▶

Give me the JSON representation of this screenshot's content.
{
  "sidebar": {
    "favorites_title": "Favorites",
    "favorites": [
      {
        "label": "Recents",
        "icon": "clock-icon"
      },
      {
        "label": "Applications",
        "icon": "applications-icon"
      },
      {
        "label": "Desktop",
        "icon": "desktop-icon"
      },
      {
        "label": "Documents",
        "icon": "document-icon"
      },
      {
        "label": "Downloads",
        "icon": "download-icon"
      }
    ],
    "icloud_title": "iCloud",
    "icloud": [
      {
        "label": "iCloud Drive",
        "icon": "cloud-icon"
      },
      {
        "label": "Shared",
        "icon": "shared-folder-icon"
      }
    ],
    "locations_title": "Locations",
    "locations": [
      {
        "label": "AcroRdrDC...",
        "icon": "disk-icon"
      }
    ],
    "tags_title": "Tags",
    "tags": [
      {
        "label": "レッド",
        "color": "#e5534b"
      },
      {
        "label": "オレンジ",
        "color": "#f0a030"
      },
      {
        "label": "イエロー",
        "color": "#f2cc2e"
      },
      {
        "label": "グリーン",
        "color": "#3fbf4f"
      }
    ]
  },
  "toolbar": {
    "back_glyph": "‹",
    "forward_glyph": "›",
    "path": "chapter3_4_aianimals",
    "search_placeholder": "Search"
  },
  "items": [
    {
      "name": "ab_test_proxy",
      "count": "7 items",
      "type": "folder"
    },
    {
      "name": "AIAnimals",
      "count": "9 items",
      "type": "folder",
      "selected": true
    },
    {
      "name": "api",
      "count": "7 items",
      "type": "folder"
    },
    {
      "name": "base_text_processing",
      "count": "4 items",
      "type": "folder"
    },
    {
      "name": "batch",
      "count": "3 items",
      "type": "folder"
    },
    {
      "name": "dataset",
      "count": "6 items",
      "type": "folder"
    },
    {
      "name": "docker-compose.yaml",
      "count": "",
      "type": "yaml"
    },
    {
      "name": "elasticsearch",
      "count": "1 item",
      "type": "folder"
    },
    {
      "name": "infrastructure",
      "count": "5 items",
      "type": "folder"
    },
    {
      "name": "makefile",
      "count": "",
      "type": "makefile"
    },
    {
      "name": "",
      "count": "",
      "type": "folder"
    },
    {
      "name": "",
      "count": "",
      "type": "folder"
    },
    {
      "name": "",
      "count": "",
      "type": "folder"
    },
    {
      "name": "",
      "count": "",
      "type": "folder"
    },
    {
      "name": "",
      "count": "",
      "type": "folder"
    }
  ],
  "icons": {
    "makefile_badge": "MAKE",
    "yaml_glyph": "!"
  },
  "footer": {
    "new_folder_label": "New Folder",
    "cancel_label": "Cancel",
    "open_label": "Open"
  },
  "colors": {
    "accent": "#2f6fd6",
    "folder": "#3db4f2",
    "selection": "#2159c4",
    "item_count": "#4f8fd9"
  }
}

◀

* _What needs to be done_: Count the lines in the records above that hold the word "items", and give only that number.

* _Response_: 8